[The task]: Whenever the word "chevron" shows up in a line of the data, copy that line.

[Material provided]:
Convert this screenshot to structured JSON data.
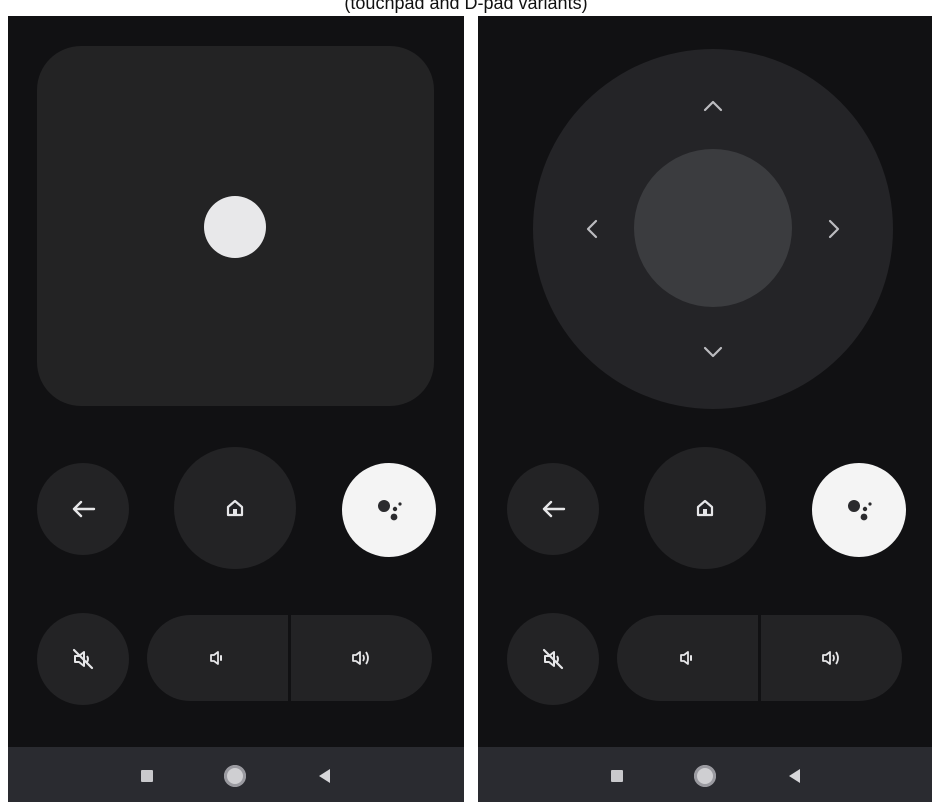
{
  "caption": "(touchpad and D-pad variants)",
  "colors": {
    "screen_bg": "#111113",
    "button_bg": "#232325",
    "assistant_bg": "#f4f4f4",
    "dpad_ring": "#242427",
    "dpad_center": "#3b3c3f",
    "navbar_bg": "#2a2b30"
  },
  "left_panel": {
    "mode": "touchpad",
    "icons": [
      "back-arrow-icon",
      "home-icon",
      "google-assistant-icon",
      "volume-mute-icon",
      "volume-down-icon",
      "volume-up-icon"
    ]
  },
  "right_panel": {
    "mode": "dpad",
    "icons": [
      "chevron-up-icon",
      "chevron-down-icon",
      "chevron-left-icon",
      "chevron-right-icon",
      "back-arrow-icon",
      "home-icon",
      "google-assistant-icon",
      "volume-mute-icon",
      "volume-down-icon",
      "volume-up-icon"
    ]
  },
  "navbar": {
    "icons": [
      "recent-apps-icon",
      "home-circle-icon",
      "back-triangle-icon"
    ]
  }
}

[Solution below]:
      "chevron-up-icon",
      "chevron-down-icon",
      "chevron-left-icon",
      "chevron-right-icon",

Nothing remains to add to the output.